Description of the task: Look for "oldlen" in each line of the records, and copy the lines that have it.
*** Opening of Data for review ***
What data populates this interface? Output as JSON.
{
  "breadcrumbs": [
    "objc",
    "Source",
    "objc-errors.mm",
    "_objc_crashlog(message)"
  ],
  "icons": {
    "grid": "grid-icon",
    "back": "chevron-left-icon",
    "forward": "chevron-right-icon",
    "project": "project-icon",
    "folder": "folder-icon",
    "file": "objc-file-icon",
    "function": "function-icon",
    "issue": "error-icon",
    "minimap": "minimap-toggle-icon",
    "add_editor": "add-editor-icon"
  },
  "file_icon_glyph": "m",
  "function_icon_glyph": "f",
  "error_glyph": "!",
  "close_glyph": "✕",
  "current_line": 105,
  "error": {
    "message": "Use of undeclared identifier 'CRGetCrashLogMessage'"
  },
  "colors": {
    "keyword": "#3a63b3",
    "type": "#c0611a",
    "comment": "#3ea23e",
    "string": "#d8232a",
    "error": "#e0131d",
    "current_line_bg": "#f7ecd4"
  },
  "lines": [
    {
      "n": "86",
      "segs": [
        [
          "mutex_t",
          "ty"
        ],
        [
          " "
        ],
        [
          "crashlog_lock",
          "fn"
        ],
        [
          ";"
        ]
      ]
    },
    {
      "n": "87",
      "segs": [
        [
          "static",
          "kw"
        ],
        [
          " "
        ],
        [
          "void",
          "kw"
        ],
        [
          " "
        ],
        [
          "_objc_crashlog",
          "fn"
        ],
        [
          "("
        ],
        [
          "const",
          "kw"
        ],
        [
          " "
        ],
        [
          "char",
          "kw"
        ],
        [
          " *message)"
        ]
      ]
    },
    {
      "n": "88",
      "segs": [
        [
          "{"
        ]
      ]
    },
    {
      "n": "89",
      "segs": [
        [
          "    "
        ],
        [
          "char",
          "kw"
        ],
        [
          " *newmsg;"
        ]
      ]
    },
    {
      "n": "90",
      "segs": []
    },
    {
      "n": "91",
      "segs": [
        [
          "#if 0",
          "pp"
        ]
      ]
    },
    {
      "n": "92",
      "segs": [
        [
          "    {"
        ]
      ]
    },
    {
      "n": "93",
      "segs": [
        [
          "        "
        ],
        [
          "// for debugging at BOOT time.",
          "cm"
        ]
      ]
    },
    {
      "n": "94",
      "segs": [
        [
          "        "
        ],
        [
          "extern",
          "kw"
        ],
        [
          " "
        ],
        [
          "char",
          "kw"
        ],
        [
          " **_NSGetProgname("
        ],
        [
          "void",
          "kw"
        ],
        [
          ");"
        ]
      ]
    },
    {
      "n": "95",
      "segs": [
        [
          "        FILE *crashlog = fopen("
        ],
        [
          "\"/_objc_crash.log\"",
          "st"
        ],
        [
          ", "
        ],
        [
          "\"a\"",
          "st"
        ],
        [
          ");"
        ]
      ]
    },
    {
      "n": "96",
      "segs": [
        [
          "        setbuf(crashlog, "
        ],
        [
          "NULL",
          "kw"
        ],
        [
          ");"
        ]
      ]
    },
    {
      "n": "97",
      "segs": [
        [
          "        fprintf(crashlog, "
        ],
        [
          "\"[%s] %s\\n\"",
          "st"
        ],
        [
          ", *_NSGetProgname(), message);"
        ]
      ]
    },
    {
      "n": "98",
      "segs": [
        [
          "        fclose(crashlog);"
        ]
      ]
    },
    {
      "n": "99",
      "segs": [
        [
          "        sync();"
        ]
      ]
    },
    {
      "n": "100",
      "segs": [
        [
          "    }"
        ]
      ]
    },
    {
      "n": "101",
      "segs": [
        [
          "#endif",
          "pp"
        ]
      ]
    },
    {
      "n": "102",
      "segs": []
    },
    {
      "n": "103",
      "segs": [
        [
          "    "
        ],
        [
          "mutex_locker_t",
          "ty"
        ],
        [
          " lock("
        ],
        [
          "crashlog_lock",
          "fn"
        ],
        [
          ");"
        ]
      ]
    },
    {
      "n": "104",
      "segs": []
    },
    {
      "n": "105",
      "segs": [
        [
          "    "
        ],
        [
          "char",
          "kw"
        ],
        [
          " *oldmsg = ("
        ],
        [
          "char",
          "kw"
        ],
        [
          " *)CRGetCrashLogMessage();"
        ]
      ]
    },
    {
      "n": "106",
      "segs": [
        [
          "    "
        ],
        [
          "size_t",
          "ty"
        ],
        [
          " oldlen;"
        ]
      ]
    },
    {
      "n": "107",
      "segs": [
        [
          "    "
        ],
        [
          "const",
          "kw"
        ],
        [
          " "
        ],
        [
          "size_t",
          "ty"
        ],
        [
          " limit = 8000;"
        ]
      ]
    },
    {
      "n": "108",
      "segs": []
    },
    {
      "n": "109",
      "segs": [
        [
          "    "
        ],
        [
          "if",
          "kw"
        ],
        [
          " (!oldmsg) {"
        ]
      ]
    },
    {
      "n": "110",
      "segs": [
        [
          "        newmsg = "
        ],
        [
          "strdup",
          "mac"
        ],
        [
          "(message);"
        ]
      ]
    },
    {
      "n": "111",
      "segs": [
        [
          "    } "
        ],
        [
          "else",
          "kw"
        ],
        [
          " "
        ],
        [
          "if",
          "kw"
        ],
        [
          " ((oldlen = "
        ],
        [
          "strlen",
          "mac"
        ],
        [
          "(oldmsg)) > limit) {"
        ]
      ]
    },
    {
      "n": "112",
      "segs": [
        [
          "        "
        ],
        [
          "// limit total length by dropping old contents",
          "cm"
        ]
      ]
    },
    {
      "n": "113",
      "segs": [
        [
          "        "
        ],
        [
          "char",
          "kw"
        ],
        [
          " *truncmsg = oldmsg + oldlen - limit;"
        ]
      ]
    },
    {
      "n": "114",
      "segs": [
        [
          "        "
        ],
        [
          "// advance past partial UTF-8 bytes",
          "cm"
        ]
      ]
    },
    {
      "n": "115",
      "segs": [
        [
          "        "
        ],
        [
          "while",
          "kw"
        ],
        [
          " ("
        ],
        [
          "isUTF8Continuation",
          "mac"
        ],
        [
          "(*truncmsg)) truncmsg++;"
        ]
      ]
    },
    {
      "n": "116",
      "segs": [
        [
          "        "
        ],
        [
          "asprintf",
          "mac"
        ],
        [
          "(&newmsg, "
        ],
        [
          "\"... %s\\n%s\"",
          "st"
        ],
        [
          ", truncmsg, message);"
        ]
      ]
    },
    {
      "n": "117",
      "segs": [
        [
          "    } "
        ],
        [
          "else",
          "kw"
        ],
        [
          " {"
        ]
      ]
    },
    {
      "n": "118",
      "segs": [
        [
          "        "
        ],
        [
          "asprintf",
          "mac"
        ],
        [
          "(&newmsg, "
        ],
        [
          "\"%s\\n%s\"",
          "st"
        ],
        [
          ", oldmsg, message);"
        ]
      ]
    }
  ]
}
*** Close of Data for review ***
Exercise answer:
          " oldlen;"
          " ((oldlen = "
          " *truncmsg = oldmsg + oldlen - limit;"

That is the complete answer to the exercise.